EXERCISE INSTRUCTIONS:
Whenever a line below includes the word "JSON", copy that line.

= Beginning of Section =

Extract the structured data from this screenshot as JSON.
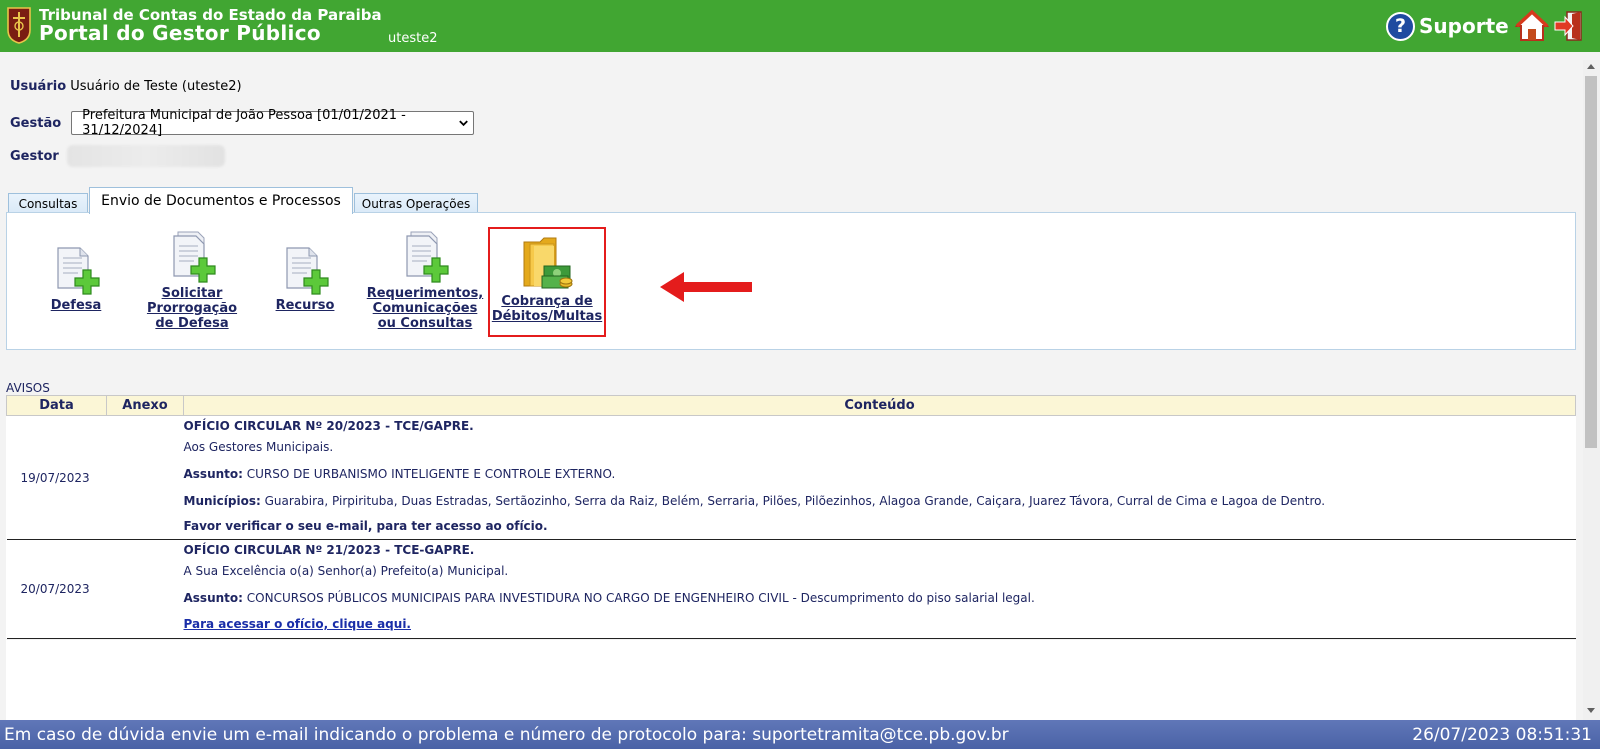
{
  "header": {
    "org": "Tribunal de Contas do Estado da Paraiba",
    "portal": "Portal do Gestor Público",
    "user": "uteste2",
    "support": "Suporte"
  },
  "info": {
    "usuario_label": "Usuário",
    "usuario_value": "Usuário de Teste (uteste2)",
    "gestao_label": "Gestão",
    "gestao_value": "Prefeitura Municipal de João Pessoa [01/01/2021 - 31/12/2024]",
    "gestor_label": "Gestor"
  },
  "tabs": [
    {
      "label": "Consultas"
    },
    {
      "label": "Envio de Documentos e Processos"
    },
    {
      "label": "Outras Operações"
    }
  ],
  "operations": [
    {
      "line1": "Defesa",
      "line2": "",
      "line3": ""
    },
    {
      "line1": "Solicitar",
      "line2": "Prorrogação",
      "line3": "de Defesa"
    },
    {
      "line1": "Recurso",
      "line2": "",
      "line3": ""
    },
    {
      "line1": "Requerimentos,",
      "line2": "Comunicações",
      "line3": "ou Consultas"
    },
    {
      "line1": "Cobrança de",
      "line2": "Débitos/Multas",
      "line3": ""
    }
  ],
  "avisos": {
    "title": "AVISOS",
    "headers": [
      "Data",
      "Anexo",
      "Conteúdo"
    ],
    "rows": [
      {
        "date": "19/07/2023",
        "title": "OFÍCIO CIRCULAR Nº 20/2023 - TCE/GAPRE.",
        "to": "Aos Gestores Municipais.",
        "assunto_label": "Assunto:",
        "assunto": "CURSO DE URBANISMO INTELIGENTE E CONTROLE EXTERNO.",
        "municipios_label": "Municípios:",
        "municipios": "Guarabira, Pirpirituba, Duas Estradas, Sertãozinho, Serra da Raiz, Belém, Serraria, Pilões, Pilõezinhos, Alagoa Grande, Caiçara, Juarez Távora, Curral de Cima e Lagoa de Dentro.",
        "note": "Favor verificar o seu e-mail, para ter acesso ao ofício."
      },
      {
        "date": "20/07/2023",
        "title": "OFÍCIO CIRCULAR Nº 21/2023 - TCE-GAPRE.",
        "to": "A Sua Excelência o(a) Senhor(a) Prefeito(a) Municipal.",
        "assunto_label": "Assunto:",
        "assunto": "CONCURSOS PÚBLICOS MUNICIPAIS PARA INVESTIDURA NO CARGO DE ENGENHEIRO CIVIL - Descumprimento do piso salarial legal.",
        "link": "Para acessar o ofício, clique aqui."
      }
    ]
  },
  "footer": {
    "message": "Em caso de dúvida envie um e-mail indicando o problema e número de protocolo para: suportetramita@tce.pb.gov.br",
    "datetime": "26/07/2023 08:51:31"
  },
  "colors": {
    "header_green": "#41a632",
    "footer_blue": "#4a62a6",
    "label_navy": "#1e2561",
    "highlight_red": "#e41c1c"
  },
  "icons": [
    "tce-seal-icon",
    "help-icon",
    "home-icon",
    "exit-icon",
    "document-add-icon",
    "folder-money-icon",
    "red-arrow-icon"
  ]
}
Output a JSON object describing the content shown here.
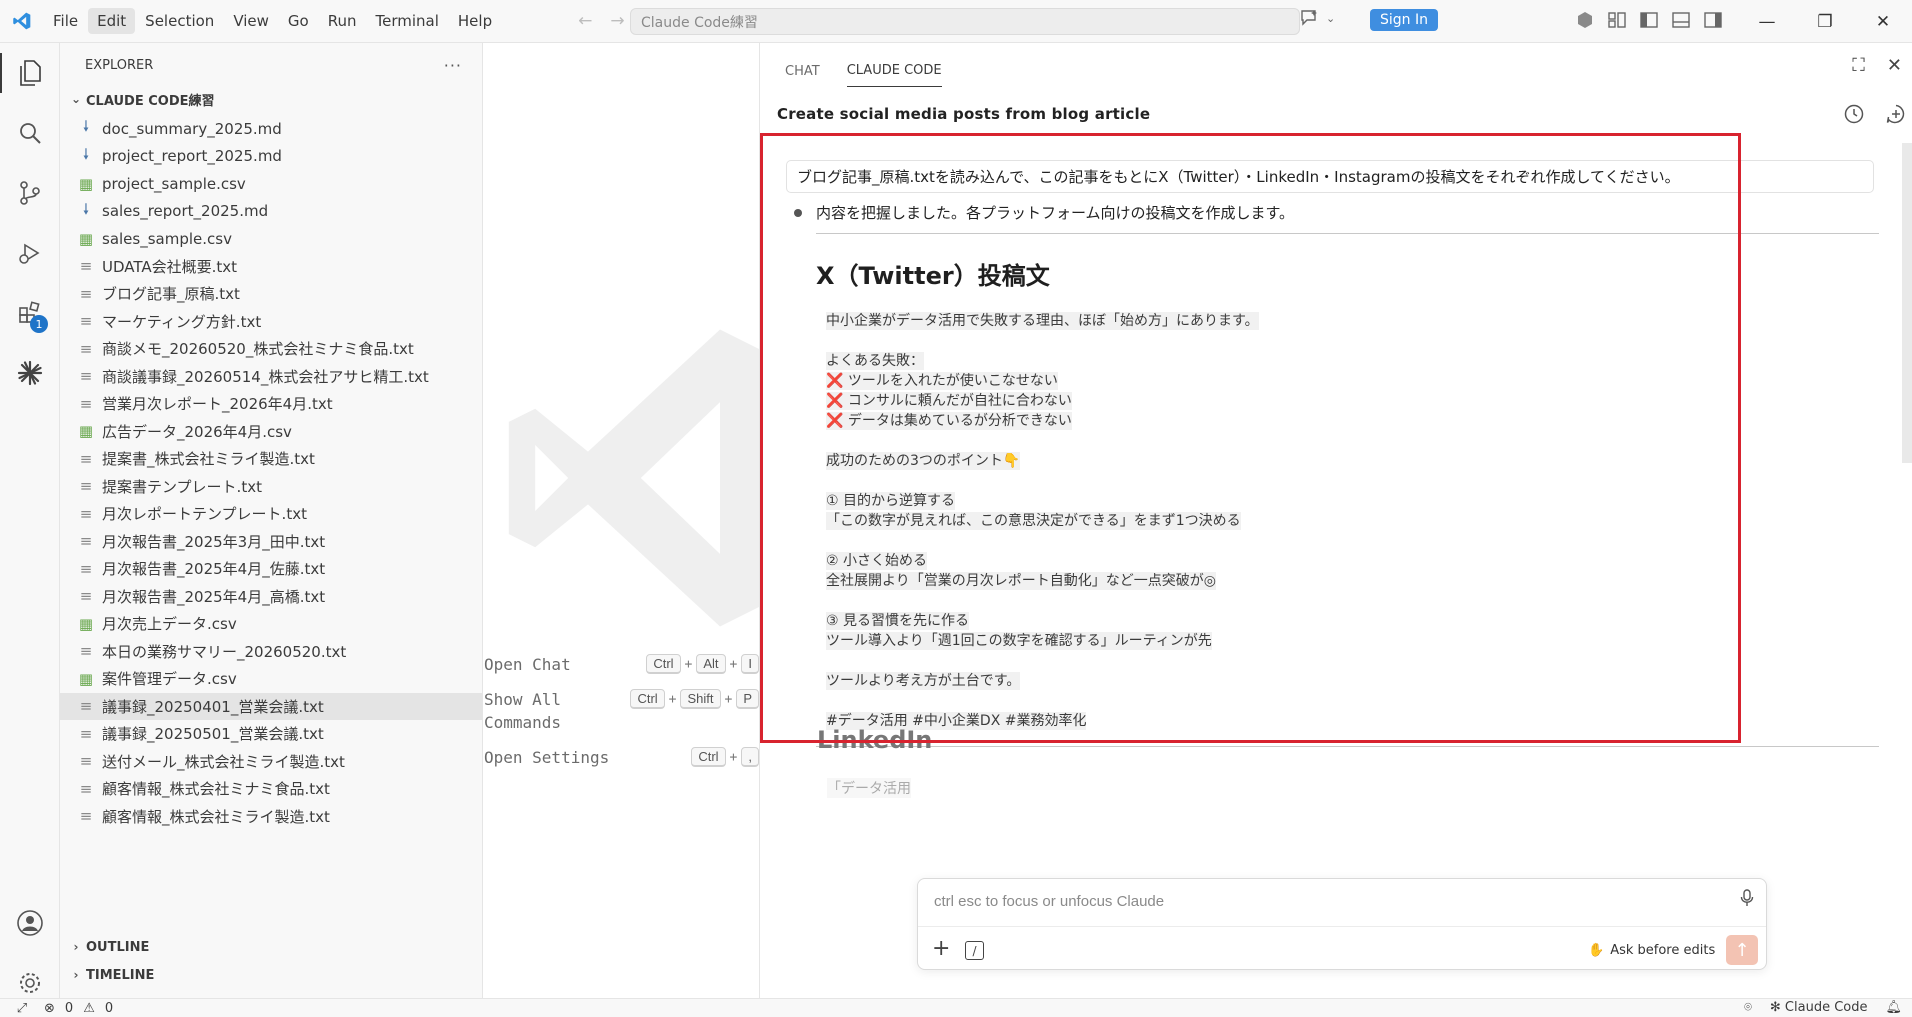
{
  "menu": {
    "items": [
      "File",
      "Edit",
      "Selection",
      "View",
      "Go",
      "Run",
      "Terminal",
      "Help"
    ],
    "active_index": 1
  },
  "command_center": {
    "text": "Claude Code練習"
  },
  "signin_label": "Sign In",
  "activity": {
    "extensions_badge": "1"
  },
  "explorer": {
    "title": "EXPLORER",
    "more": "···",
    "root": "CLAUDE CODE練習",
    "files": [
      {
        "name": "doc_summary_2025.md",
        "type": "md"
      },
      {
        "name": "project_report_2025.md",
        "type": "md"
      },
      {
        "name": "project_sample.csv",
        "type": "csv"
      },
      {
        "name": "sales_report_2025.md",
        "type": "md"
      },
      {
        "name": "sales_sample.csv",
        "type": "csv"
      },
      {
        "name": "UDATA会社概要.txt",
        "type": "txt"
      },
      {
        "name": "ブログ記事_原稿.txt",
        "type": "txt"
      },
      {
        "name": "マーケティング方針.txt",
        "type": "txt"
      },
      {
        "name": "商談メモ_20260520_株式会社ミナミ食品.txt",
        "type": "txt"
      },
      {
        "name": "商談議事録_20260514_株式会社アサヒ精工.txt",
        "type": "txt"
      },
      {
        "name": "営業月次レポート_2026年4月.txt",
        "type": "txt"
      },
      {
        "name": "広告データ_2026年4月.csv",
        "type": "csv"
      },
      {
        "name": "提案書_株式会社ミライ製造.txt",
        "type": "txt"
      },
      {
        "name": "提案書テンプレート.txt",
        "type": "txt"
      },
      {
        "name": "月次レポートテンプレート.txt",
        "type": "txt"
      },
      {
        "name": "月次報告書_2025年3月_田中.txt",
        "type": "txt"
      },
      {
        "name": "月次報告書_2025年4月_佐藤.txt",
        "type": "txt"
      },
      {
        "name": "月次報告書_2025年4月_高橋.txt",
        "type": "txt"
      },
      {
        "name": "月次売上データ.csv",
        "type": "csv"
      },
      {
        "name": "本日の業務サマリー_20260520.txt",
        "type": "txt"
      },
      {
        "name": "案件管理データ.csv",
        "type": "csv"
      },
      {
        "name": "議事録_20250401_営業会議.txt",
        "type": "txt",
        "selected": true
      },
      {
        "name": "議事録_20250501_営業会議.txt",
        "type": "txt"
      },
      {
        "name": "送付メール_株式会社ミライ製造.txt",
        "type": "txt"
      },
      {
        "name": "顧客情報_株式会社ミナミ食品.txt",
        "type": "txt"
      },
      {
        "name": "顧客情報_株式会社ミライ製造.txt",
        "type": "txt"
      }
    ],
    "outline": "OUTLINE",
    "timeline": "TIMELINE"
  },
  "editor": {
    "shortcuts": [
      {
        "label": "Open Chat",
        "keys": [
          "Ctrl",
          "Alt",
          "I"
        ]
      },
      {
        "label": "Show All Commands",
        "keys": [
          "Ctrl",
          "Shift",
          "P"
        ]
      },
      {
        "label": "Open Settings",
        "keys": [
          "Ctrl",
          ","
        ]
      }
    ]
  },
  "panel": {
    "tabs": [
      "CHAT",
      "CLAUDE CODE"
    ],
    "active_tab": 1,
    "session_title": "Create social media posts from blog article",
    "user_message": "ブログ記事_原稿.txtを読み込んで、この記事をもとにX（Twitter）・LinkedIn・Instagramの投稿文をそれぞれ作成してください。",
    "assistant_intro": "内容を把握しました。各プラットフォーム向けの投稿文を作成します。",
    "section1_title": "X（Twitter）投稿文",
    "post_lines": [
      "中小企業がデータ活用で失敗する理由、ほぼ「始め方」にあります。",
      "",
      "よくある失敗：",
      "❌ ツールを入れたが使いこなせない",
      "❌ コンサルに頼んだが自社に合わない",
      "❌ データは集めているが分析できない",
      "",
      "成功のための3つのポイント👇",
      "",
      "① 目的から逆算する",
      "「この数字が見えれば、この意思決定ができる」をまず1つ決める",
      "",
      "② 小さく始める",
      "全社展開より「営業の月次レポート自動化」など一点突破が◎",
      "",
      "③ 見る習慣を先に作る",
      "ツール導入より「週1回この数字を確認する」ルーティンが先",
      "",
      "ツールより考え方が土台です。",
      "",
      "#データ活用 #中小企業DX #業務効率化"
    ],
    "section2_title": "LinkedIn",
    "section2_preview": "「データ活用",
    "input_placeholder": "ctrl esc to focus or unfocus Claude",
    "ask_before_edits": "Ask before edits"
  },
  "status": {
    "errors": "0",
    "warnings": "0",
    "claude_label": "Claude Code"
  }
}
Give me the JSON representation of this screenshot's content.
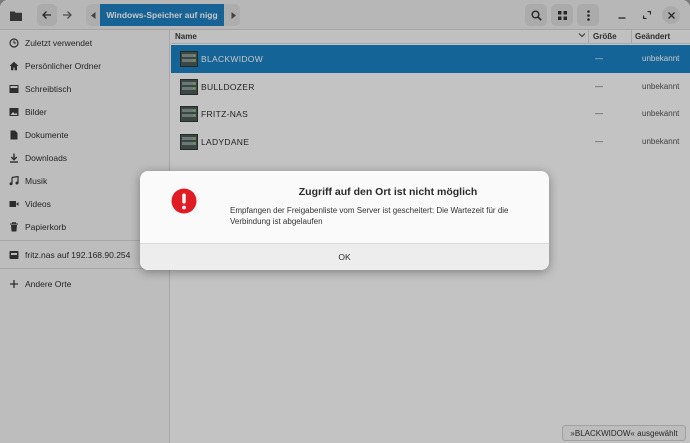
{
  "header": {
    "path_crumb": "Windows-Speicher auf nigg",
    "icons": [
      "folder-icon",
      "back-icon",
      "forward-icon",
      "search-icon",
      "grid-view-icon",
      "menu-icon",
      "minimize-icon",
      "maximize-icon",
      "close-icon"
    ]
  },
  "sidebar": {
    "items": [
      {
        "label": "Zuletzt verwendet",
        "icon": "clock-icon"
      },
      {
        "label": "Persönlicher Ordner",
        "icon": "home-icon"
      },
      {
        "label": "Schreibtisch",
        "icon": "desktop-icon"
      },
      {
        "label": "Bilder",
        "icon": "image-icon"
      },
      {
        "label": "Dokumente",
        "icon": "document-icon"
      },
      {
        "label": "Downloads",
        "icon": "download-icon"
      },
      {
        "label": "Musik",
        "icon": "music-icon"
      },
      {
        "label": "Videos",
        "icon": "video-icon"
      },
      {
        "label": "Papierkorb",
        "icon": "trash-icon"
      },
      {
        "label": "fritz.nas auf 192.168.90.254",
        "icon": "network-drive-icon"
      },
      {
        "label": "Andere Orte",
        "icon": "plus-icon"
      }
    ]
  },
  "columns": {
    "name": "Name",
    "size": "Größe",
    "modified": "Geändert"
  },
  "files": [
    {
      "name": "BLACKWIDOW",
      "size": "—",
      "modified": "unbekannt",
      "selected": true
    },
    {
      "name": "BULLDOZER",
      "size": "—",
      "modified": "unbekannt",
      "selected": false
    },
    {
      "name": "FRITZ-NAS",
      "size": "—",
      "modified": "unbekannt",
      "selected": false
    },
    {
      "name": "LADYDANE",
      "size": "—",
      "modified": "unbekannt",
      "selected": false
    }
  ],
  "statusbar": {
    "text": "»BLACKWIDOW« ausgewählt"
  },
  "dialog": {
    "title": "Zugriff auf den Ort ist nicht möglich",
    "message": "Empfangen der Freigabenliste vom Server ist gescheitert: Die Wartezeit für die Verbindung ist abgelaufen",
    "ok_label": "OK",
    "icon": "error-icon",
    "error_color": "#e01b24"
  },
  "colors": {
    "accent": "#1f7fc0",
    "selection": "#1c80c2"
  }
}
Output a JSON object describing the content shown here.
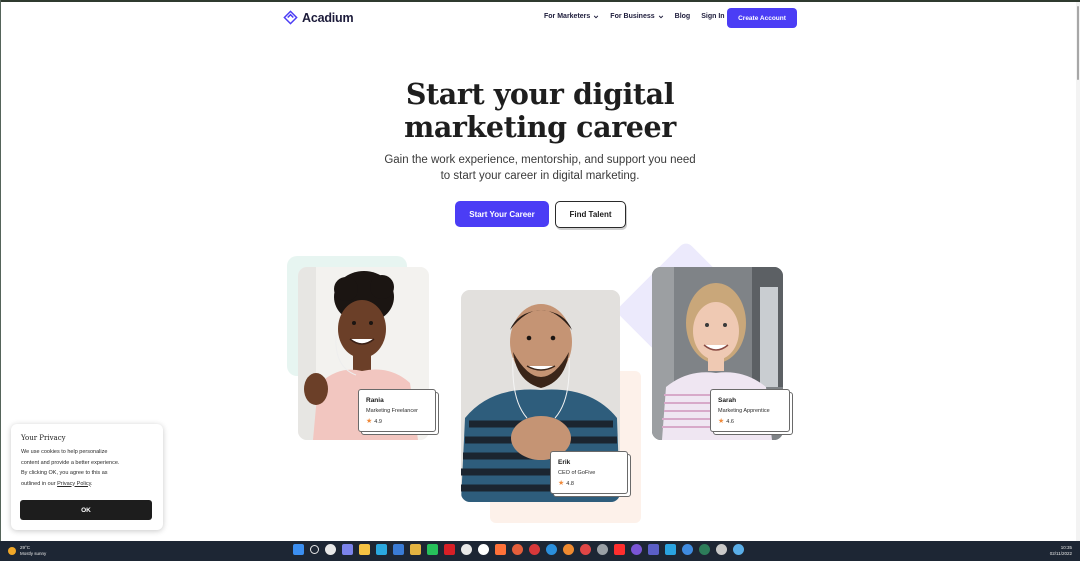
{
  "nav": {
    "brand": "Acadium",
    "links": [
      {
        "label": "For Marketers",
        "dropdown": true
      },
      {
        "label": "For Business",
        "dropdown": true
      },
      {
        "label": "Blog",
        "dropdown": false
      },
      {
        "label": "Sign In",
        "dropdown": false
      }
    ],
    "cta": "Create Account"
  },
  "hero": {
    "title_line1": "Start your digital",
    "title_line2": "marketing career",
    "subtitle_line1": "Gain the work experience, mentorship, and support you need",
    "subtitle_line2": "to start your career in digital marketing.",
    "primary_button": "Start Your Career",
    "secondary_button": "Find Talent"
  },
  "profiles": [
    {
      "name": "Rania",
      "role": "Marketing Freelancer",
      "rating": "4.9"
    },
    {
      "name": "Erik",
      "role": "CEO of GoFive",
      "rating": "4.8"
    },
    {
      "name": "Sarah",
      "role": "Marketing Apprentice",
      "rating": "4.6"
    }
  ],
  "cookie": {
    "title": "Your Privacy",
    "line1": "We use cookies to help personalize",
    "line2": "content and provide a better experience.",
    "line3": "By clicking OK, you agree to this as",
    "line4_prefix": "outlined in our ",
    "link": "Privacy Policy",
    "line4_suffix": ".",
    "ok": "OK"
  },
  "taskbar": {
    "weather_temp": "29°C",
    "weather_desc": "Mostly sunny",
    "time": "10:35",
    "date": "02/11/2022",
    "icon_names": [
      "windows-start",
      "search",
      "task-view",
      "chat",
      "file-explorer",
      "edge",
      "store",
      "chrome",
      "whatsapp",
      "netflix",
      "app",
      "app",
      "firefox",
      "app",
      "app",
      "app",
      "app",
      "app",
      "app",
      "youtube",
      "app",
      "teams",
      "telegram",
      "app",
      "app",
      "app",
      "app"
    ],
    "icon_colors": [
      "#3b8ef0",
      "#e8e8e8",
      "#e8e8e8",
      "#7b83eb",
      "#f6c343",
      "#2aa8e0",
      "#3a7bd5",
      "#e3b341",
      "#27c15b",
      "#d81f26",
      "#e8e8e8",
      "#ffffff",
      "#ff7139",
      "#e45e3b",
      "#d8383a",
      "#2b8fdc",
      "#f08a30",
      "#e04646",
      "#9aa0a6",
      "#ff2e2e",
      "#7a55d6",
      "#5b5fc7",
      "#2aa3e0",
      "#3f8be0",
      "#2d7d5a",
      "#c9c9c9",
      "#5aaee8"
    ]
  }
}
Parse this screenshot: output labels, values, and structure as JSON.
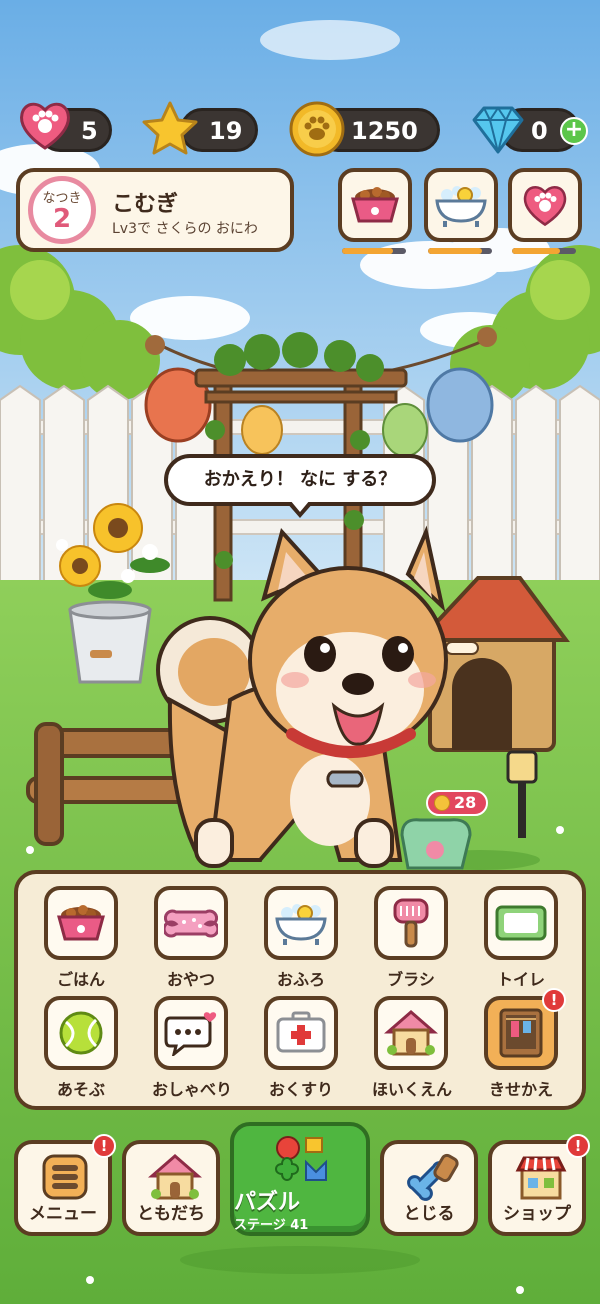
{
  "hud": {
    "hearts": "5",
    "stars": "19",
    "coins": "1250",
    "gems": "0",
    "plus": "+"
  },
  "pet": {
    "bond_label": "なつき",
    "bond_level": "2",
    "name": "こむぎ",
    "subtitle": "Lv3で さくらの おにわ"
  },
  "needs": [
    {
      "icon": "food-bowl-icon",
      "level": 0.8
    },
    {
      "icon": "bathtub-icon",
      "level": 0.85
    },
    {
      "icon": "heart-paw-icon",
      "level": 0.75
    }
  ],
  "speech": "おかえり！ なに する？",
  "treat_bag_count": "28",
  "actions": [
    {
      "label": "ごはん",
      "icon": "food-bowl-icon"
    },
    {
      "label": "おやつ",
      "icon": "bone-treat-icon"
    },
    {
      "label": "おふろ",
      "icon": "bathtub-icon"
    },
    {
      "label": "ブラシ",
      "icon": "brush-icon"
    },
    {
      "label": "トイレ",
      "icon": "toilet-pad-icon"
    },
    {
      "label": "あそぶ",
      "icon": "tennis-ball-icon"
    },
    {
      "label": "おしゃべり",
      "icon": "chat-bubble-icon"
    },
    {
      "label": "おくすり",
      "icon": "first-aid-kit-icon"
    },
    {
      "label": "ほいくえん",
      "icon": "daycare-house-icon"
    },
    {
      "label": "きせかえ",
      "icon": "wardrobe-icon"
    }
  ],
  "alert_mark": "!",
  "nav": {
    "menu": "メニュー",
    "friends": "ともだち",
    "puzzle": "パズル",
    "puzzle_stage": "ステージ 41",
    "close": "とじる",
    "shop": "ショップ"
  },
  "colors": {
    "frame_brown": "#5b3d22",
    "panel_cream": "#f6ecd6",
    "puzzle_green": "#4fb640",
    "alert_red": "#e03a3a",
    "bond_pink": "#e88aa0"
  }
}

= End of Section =

SOLUTION TO THE PROBLEM:
Extract the structured data from this screenshot as JSON.
Output a JSON object describing the content shown here.
Give me the JSON representation of this screenshot's content.
Output a JSON object describing the content shown here.
Parse this screenshot: output labels, values, and structure as JSON.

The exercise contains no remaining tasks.